** The problem **
The answer should be one number: the count of lines in the listing below with "Multicast" in them.

** Records provided **
──────
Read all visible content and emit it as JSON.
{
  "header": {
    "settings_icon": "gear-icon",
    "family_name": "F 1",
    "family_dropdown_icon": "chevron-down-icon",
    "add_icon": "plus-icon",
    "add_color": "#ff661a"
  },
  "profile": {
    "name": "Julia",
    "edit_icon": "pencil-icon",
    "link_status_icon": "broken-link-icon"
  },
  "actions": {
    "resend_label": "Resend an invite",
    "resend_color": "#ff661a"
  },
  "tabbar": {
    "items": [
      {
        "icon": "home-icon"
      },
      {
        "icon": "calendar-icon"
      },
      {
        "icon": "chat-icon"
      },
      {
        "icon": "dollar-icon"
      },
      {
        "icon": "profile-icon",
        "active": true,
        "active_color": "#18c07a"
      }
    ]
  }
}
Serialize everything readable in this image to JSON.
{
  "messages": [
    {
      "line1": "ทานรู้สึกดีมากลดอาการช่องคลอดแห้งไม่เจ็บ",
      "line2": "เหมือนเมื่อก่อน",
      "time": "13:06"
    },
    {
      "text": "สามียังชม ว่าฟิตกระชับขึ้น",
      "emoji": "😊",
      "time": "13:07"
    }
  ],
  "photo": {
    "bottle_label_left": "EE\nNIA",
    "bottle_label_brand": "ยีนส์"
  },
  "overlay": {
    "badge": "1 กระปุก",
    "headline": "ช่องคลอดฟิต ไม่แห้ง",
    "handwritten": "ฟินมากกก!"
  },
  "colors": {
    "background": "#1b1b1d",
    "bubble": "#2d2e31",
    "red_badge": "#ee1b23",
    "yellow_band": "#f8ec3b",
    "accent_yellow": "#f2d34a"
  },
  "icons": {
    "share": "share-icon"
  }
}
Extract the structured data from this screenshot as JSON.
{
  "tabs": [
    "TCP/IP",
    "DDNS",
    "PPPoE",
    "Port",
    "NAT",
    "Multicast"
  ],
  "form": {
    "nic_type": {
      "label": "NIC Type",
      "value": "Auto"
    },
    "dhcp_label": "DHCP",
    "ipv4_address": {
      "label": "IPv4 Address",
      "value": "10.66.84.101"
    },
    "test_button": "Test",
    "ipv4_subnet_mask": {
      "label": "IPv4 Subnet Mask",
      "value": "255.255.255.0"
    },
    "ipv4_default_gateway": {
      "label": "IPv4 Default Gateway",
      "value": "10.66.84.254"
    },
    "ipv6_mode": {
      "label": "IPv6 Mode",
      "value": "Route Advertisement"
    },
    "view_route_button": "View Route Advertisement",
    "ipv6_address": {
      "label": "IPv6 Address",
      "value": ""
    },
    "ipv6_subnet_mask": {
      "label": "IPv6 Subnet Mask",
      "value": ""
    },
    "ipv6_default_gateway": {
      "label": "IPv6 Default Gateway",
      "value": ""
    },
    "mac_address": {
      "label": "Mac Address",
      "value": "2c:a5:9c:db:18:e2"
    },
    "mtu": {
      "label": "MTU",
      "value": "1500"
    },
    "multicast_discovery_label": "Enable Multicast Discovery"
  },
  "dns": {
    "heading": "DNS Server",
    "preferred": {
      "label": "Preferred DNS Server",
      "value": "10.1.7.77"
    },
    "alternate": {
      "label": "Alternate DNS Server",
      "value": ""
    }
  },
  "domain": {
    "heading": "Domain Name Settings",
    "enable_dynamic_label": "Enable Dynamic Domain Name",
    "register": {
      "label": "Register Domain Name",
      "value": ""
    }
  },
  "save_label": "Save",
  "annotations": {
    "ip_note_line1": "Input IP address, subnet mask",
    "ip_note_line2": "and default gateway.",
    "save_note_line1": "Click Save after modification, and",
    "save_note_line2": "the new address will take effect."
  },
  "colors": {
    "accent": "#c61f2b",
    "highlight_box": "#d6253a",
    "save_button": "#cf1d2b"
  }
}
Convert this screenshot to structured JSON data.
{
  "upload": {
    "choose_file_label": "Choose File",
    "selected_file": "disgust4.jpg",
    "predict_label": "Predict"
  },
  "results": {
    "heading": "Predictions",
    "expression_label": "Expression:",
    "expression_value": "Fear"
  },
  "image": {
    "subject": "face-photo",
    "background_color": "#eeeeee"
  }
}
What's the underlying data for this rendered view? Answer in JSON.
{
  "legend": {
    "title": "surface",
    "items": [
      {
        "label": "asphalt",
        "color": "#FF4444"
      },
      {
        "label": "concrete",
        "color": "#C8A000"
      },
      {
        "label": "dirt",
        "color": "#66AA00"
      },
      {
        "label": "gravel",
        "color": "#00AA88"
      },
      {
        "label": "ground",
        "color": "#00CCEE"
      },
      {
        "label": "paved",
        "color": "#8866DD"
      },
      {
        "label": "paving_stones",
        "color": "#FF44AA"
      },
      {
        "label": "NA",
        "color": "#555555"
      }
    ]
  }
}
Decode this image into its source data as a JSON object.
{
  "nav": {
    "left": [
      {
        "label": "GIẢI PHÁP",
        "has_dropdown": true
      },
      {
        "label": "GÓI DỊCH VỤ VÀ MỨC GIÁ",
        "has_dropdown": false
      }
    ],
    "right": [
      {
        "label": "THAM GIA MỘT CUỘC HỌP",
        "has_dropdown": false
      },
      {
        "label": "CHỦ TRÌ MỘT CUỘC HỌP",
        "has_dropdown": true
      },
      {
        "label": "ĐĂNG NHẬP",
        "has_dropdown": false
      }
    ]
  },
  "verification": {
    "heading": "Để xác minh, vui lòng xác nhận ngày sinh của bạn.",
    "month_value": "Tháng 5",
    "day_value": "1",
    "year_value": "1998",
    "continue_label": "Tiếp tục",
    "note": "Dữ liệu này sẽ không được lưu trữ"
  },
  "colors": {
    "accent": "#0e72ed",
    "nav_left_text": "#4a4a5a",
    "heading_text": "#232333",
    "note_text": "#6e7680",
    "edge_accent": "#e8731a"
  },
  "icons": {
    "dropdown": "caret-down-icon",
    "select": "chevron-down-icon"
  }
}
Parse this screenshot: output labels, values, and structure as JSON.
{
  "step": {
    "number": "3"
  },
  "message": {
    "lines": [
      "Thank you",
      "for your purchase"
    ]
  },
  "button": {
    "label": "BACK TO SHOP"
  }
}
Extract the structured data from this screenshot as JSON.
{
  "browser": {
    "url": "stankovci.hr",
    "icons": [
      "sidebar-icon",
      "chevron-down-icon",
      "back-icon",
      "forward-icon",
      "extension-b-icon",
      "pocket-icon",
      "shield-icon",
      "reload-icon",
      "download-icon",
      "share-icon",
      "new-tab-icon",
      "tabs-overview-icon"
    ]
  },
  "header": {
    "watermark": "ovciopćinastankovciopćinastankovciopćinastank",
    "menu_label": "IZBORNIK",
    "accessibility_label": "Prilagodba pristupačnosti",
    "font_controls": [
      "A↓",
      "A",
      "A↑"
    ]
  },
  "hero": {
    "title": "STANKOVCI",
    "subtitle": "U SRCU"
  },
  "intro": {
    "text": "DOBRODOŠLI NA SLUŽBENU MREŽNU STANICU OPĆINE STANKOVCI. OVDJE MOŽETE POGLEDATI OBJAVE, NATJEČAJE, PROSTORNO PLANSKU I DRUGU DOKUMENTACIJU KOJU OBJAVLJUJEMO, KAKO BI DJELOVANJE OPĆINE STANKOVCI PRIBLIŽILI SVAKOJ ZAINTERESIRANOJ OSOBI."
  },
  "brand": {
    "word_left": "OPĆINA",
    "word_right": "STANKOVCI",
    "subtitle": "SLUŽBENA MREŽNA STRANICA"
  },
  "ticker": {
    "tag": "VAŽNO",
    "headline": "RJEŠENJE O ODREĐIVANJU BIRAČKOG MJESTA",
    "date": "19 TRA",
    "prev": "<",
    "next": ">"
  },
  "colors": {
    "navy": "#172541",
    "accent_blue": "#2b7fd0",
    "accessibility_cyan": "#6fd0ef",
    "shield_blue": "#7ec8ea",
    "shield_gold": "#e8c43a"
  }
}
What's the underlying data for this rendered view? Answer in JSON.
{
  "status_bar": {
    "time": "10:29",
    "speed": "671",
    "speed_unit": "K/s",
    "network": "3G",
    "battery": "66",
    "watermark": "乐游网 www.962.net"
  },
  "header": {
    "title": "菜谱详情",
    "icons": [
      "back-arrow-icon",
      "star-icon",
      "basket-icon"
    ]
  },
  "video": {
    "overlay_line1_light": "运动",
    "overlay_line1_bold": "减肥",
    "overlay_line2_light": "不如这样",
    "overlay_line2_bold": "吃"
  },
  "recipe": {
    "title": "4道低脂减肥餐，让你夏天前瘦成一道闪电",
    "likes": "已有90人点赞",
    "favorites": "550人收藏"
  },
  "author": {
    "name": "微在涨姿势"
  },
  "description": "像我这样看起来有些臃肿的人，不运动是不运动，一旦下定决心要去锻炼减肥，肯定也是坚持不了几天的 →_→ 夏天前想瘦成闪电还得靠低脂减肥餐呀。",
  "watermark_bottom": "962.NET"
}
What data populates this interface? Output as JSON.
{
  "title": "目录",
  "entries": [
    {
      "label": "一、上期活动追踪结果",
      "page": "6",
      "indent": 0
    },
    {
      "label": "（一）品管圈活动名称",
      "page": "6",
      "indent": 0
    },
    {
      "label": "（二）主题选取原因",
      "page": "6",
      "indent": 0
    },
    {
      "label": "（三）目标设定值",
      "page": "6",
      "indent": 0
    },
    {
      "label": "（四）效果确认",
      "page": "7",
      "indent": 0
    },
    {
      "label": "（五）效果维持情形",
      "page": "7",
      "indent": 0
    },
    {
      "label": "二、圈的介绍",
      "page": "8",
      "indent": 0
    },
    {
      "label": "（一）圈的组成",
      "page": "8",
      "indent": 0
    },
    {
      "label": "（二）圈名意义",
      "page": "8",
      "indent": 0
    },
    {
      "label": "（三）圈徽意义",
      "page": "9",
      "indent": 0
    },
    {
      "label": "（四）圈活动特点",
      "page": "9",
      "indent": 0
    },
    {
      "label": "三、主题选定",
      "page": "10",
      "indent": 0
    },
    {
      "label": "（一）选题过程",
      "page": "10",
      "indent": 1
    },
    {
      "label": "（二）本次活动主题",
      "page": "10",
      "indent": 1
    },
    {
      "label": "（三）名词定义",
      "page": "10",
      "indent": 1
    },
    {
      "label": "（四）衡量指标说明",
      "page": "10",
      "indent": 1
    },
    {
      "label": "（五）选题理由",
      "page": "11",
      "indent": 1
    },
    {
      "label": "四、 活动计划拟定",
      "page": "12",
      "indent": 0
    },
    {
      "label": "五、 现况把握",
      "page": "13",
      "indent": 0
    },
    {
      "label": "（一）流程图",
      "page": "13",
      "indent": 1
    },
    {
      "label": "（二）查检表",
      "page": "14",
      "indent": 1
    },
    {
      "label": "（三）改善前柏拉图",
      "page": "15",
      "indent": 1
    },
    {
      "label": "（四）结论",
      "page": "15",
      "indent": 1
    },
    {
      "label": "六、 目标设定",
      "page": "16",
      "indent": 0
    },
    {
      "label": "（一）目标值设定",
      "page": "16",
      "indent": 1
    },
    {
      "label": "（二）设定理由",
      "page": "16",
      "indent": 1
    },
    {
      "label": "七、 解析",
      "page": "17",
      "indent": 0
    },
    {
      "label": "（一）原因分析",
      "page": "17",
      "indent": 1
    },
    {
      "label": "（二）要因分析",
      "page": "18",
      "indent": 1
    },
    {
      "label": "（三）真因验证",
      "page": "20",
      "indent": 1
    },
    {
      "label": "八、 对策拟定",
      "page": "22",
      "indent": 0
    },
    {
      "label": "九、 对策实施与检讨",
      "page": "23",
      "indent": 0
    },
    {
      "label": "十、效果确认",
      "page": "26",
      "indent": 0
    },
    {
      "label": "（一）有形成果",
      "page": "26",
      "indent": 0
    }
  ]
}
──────
** Exercise result **
2